  11. Gluteals – Baby got back! Or in this case, baby got buttocks. Your gluteals or glutes are one of the strongest muscles in your body, and are used to extend and laterally (side) rotate the hip. Hip thrusts (thanks Bret Contreras and Body Yenta for making this one a part of my repertoire), hip bridges, deadlifts and squats are the most awesome of all the exercises that work the glutes – IMO.

Phew! Now that we’ve covered that – back to the major movements the human body completes in a typical day. There are seven of those:

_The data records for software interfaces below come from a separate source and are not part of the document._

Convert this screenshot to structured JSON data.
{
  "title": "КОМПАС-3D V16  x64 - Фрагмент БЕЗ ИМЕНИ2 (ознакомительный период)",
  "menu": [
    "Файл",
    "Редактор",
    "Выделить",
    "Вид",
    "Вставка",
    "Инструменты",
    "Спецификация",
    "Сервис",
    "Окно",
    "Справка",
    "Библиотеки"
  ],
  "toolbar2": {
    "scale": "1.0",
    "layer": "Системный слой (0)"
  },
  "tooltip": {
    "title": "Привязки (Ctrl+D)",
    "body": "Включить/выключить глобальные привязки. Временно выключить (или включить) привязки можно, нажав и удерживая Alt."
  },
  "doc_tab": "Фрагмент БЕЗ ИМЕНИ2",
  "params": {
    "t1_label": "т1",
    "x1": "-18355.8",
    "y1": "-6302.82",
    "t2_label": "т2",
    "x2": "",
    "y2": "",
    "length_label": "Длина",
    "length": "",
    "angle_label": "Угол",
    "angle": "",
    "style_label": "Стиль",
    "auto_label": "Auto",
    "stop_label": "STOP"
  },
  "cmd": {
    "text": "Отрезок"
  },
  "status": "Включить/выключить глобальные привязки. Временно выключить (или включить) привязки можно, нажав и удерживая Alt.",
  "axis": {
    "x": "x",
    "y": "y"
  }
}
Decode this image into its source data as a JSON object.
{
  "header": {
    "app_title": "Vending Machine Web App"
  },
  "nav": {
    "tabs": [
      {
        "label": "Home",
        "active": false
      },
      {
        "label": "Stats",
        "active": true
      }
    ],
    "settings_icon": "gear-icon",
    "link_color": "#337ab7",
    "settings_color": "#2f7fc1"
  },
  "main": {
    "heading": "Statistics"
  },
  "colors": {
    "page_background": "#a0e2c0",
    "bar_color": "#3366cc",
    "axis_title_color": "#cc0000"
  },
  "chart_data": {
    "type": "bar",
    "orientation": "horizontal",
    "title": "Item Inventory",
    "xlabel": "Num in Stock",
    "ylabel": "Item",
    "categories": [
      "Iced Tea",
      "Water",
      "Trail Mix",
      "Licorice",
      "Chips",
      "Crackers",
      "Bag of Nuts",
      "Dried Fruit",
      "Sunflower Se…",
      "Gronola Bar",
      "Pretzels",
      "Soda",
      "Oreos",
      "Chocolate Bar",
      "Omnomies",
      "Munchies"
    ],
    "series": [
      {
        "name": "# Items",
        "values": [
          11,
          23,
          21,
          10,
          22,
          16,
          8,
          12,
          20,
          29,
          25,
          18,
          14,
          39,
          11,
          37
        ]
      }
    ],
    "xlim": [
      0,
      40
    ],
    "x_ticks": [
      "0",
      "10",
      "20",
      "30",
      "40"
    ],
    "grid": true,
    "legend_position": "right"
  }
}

With these two relatively simple lists, we can come up with an even shorter list of compound exercises—movements that work multiple muscle groups.

The following list, modified from a list from my fav fitness guy, Dan John, comprises the FIVE—yes that’s right—just FIVE compound exercises you need to do to sculpt a strong, lean, beautiful you. If you do nothing else, do these five at least twice a week:

SQUAT – works quads, glutes, hamstrings, calves
PULL-UP – works lats, pecs, biceps, abs
PUSH-UP – works pecs, delts, triceps, core
DEADLIFT – works hamstrings, glutes, core
WEIGHTED CARRY – works…Everything!

No access to barbells, dumbbells or kettlebells? No problem. Your very own bodyweight is just as good for providing the resistance you need to gain the strength you desire. Tune in next time for the top 10 bodyweight exercises.